|US8227001||Mar 23, 2009||Jul 24, 2012||Jetnet Corporation||Meat trussing system|
|US20080016739 *||Jun 26, 2006||Jan 24, 2008||Scott Malcolm||Easy loader card insertion device|
|US20100239732 *||Sep 23, 2010||Daniel Droz||Meat trussing system|
|U.S. Classification||428/34.8, 426/105, 426/129, 428/34.9, 138/118.1|
|International Classification||A23L13/00, B65D65/04, A22C13/00, B65B39/06, B65B9/15, B65B25/06|
|Cooperative Classification||A22C13/00, A22C2013/004, Y10T428/1328, A22C2013/0056, Y10T428/1324, B65B25/065, B65B9/15|
|European Classification||B65B25/06D, A22C13/00, B65B9/15|
|Sep 28, 1994||AS||Assignment|
Owner name: PI-PATENTE GESELLSCHAFT MIT BESCHRANKTER HAFTUNG (
Free format text: ASSIGNMENT OF ASSIGNORS INTEREST;ASSIGNOR:MEIXNER, HANS-WERNER;REEL/FRAME:007210/0504
Effective date: 19940915
|Jun 9, 2008||REMI||Maintenance fee reminder mailed|
|Nov 30, 2008||LAPS||Lapse for failure to pay maintenance fees|

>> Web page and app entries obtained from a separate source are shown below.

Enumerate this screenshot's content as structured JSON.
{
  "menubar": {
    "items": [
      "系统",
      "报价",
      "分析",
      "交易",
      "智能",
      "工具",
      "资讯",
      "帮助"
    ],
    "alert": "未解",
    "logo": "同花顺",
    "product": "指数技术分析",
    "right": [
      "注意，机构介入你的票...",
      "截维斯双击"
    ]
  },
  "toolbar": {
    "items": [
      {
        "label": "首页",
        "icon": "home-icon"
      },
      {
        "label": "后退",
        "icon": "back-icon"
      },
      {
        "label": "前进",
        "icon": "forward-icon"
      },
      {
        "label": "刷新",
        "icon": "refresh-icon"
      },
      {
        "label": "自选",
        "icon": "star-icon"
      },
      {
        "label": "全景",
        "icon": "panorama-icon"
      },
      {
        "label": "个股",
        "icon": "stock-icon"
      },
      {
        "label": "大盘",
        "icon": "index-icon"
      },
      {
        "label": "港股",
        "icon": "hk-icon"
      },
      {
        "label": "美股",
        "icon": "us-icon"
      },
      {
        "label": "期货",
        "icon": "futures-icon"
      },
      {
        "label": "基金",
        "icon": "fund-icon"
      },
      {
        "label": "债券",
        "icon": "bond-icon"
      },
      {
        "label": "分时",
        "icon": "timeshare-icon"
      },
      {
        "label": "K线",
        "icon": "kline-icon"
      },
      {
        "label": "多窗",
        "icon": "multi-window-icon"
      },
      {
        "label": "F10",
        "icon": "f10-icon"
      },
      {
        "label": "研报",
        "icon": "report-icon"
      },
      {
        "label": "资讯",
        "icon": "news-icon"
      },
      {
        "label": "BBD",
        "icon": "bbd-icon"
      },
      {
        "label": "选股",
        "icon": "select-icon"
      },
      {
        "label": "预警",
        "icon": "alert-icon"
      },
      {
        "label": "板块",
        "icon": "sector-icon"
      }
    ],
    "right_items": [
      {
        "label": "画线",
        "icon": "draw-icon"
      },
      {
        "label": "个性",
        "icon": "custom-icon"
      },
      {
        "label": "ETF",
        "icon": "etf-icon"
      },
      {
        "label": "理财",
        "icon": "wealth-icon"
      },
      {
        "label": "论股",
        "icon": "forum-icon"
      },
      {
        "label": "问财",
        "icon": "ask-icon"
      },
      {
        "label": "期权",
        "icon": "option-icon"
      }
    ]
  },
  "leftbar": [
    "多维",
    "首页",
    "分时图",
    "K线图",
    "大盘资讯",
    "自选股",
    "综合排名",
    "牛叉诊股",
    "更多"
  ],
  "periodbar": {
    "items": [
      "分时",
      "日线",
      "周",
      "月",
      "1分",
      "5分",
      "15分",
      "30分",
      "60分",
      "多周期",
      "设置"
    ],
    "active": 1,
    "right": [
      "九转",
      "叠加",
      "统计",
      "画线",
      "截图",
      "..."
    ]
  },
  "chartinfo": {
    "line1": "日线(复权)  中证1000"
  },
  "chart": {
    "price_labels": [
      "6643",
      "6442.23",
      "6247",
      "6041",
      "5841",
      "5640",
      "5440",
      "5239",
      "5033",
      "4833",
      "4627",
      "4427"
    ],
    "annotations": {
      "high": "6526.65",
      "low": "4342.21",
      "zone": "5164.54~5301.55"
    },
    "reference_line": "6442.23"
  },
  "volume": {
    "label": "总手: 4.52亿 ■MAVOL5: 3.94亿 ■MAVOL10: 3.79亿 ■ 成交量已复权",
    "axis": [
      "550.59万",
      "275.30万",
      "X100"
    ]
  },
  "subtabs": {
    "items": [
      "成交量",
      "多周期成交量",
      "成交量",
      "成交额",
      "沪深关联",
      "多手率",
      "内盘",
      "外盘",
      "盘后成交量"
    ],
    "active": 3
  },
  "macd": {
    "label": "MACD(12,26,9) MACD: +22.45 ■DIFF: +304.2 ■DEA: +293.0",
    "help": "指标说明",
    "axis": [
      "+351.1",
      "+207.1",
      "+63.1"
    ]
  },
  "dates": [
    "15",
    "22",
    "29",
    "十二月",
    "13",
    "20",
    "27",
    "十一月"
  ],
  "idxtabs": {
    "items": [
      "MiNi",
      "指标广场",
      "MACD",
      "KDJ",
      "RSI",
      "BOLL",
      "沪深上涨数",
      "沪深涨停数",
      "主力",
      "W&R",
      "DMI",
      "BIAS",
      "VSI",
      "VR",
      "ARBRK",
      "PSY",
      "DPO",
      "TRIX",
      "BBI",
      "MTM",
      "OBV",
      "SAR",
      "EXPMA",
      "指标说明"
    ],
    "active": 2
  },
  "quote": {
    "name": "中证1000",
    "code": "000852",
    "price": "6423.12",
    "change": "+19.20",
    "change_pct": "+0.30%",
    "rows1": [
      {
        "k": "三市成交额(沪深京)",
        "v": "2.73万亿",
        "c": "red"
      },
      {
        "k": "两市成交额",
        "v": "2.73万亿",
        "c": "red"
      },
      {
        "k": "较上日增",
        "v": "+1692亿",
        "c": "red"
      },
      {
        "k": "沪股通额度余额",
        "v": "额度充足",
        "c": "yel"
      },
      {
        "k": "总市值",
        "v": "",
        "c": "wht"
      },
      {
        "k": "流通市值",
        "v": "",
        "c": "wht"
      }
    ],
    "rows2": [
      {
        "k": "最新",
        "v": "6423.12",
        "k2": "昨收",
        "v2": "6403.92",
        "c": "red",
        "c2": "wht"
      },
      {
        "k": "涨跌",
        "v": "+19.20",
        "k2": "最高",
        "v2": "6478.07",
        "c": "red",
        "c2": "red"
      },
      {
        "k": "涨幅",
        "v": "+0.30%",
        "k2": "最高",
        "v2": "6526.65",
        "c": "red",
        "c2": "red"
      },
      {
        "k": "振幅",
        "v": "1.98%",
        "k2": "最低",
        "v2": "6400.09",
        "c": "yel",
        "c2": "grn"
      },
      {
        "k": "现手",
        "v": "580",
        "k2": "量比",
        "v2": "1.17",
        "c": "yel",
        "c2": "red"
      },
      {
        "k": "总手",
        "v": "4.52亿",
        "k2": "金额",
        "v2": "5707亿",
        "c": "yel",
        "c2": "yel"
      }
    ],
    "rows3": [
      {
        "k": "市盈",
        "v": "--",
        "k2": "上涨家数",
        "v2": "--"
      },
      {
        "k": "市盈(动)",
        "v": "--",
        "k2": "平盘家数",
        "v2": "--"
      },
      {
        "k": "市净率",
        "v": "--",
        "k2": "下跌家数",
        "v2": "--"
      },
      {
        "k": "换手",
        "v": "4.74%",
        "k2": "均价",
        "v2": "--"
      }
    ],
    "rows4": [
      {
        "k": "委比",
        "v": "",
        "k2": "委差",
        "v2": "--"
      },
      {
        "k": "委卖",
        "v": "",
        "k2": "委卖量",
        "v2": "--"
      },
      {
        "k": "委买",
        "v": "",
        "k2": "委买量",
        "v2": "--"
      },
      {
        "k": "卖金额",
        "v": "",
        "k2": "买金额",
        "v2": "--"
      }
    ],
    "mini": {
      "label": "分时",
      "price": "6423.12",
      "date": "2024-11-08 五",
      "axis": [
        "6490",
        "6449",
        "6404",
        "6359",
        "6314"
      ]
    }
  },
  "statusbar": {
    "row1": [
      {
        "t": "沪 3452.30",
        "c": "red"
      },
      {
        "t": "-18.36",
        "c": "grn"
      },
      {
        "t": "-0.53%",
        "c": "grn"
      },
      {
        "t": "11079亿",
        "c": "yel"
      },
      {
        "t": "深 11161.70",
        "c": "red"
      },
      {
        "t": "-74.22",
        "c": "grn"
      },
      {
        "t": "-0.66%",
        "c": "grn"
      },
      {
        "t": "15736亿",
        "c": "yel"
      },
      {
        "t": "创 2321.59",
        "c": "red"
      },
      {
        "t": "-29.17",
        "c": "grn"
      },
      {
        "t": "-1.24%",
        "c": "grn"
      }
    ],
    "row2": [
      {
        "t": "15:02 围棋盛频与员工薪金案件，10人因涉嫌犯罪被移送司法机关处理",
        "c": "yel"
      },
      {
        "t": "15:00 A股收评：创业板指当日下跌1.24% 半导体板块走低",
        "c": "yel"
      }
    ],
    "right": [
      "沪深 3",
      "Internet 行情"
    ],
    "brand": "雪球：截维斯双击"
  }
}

|Jan 20, 2009||FP||Expired due to failure to pay maintenance fee|
Effective date: 20081130